  9. ^ Hopson, Carol. "The Garden in the Woods - The Cemetery at Gelston Castle". Retrieved 2008-03-11. 
  10. ^ Marolda, Edward J. (2001). Theodore Roosevelt, the U.S. Navy, and the Spanish-American War. Macmillan. ISBN 978-0-312-24023-3. 
  11. ^ a b "Mrs. Theodore Robinson Dies | Navy Official's Widow Was 80". The New York Times. July 10, 1962. Retrieved 4 October 2016. 
  12. ^ "ROBINSON ESTATE DIVIDED. | Children of Former Navy Assistant Will Share $262,796.". The New York Times. October 10, 1935. Retrieved 4 October 2016. 
  13. ^ "Douglas Robinson in Court.". The New York Times. September 25, 1934. Retrieved 5 October 2016. 
  14. ^ "MISS LOUISE MILLER ENGAGED TO MARRY | Ex-Governor's Daughter to Be Wed to Douglas Robinson, Son of Former Navy Official. | BOTH OF NOTED ANCESTRY | Bridegroom-Elect Kin of President Roosevelt and of Present Chief Executive of State.". The New York Times. October 12, 1932. Retrieved 5 October 2016. 
  15. ^ a b c "DOUGLAS ROBINSON, A RETIRED RANCHER". The New York Times. 31 May 1964. Retrieved 5 October 2016. 
  16. ^ a b c "Theodore Douglas Robinson". www.findagrave.com. Find A Grave Memorial. Retrieved 4 October 2016. 
  17. ^ "HELEN D. ROBINSON WEDS J. A. HINCKLEY | Daughter of Former Assistant Secretary of the Navy Married Near Herkimer, N. Y. | BISHOP ATWOOD OFFICIATES | Ceremony In Ancestral Home of Bride, Who Is a Grandniece of Late President Roosevelt.". The New York Times. June 15, 1930. Retrieved 5 October 2016. 
  18. ^ "John Arthur Hinckley". The New York Times. February 17, 1940. Retrieved 5 October 2016. 
  19. ^ "Helen Rebbeca Robinson Cutting". www.findagrave.com. Find A Grave Memorial. Retrieved 4 October 2016. 
  20. ^ "MRS. H. R. HINCKLEY WED IN MARYLAND | Grandniece of President Theo.
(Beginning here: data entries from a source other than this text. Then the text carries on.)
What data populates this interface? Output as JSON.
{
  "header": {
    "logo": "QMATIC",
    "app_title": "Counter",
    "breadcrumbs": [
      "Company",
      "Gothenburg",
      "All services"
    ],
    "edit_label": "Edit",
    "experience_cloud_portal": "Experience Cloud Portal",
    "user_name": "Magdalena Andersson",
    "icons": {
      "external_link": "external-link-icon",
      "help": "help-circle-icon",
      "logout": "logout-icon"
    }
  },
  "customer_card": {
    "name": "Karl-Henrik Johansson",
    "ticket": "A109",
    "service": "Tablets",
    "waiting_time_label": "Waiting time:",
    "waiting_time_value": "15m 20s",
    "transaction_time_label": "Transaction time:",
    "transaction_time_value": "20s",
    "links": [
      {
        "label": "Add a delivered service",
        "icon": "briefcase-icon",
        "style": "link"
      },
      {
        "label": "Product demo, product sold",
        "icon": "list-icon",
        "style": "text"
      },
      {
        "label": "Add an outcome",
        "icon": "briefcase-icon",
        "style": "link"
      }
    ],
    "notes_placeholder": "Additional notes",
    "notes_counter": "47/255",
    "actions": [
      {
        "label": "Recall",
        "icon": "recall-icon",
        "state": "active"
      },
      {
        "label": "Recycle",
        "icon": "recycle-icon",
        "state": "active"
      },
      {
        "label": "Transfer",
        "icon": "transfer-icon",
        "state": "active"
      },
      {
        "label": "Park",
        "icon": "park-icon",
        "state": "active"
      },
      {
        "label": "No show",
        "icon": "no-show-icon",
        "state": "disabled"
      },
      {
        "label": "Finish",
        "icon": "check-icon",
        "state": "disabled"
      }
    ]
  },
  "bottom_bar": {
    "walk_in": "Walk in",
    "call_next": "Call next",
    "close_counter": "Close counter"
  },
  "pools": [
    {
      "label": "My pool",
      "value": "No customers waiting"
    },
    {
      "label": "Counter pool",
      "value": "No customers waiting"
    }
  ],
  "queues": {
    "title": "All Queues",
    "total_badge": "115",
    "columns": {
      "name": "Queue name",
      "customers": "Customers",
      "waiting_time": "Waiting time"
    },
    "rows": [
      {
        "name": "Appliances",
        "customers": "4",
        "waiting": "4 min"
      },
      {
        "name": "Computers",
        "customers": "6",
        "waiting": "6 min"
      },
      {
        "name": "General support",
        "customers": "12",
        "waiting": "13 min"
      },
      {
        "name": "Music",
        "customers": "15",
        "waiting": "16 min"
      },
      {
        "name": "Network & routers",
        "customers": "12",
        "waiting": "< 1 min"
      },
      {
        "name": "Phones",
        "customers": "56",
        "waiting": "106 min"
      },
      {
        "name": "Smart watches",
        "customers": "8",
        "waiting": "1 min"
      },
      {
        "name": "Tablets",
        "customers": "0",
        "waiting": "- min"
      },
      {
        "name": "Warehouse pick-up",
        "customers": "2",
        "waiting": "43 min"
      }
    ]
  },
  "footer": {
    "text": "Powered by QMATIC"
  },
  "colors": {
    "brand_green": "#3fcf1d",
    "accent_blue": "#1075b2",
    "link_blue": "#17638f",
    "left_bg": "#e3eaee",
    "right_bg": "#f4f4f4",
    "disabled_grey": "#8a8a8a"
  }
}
Roosevelt the Bride of Col. Geo, W, Cutting of Army". The New York Times. September 14, 1944. Retrieved 5 October 2016. 
  21. ^ "MRS. ALIDA R. WALKER TO BE MARRIED TODAY | Kin of Late Theodore Roosevelt Will Be Bride of Dean Sage". The New York Times. May 1, 1944. Retrieved 5 October 2016. 
  22. ^ "DEAN SAGE, RANCHER, WAS A LAWYER HERE". The New York Times. November 3, 1963. Retrieved 5 October 2016. 
  23. ^ Special To The New York Times (3 January 1971). "Mrs. Alida Sage to Be Married In Spring to E. T. H. Talmage Jr.". The New York Times. Retrieved 5 October 2016. 
  24. ^ "ROBINSON FUNERAL PLANS | Mrs. F. D. Roosevelt Going to the Service for Her Cousin.". The New York Times. April 12, 1934. Retrieved 5 October 2016. 
  25. ^ a b "NOTABLES MOURN FOR T. D. ROBINSON | Mrs. F. D. Roosevelt, His Cousin, Attends the Funeral Near Herkimer, N.Y. | SIMPLE SERVICE AT HOME | Burial in Family Cemetery on Estate | Wagon Substituted for a Hearse.". The New York Times. April 15, 1934. Retrieved 5 October 2016. 
New York Assembly
Preceded by
Judson Bridenbecker
New York State Assembly
Herkimer County District

1912–1913
Succeeded by
E. Bert Pullman
New York State Senate
Preceded by
Franklin W. Cristman
New York State Senate
32nd District

1917–1918
Succeeded by
James W. Yelverton
Preceded by
Burt Z. Kasson
New York State Senate
35th District

1921–1924
Succeeded by
Jeremiah Keck
Government offices
Preceded by
Theodore Roosevelt III
Assistant Secretary of the Navy
1924–1929
Succeeded by
Ernest L. Jahncke